In the announcement, Chairman and CEO Eddie Lampert said:

We are fortunate to have a deep bench of finance leadership as Sears Holdings continues to transform its business to an asset-light organization centered on its Shop Your Way program powered by our integrated retail innovations.

But will investors see this as more deck chair shuffling as the ship continues to slowly sink?

Sears Holdings, parent of both Sears and Kmart, has been in one of those long-term turnarounds that never seems to quite turn around. The company has not been profitable since 2010, and its fiscal 2015 revenue is less than half of what it was a decade ago. It lost almost $4 billion over the past three years. In the most recent quarter, it lost another $900 million. Its shares are down nearly 85% in the past five years. Fitch Ratings recently tagged Sears as a likely retail bankruptcy.

On top of that, it made the cut in both the most recent 24/7 Wall St. Customer Service Hall of Shame and the Worst Companies to Work For list.

Research firm Green Street Advisors suggested the survival of Sears depends on closing half its stores:

Sears and J.C. Penney have been slow to reduce their footprints, despite plummeting revenues. Together, they cause the vast majority of the industry’s ‘sales productivity gap’ and continue to be the prime candidates for store closures.

Shuttering half of Sears locations would certainly mean the end to tens of thousands of jobs.

24/7 Wall St. recently pondered whether a merger with other struggling retailers, such as J.C. Penney Co. Inc. (NYSE: JCP) or Macy’s Inc. (NYSE: M), might be a path to survival.

So is the new CFO meant to save the company, or to oversee its demise?
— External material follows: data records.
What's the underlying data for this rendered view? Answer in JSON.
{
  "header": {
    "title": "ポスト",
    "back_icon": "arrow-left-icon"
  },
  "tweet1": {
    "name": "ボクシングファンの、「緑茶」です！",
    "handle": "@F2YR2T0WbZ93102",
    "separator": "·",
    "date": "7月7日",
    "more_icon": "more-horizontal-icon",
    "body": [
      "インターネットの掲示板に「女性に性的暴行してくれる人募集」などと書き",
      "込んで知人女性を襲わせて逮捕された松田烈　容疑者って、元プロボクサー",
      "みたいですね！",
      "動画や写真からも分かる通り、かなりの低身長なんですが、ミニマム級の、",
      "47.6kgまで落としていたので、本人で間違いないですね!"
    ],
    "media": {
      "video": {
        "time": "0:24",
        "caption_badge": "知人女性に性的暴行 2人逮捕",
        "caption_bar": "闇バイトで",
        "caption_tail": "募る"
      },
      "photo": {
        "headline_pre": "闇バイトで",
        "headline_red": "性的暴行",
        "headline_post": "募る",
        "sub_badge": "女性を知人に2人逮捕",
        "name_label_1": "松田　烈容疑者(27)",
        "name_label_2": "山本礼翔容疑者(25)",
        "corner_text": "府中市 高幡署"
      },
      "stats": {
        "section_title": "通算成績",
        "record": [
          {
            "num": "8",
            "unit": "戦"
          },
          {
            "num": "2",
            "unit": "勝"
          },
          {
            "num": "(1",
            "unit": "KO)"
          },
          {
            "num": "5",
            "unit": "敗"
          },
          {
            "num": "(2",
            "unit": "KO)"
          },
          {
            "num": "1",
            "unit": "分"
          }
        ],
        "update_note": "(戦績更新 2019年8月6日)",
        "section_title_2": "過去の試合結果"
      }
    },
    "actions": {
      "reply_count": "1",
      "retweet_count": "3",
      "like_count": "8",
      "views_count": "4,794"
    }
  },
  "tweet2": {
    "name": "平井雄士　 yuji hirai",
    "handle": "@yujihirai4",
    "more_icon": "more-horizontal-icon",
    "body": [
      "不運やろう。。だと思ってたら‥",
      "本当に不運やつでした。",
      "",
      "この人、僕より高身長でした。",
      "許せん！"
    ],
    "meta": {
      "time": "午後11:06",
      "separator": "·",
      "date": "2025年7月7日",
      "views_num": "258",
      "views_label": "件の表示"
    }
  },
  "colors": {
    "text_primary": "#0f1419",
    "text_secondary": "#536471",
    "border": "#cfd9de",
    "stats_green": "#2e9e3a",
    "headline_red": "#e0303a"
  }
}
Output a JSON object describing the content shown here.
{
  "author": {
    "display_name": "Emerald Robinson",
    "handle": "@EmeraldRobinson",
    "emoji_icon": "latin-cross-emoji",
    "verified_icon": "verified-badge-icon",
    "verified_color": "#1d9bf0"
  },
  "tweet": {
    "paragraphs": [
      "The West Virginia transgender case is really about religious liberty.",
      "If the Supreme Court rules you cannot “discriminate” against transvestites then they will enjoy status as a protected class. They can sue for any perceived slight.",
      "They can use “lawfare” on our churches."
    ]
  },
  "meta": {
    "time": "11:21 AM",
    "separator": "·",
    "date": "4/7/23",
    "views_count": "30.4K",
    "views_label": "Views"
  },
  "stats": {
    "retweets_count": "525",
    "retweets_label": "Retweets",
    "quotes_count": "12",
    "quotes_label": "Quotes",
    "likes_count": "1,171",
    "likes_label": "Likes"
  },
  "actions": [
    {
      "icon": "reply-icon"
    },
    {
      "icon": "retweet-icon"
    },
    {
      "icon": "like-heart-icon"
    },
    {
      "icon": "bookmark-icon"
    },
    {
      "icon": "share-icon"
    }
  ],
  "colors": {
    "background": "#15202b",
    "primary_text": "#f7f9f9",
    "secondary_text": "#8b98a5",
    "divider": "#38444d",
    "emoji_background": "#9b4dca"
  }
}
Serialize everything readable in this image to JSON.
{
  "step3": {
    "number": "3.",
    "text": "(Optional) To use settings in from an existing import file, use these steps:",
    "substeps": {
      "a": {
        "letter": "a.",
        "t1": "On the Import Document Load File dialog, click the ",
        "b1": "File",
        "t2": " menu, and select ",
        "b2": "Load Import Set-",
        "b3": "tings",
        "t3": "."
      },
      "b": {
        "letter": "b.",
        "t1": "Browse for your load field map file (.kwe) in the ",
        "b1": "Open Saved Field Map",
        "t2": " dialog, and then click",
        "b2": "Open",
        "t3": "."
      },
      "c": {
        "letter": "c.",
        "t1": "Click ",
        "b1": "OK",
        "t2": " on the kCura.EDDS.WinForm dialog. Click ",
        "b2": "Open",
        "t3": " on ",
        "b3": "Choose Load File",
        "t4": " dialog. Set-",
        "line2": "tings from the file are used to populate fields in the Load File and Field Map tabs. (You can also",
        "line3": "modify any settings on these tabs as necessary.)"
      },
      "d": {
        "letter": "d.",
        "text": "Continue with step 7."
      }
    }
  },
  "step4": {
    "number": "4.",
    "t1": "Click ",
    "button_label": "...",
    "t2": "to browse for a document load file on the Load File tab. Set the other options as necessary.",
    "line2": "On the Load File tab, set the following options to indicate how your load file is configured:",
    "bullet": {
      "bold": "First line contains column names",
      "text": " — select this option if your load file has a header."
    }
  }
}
Only time will tell.

Shares were inactive in premarket trading, after hitting a multiyear low of $10.50 on Thursday. The stock is down more than 48% year to date.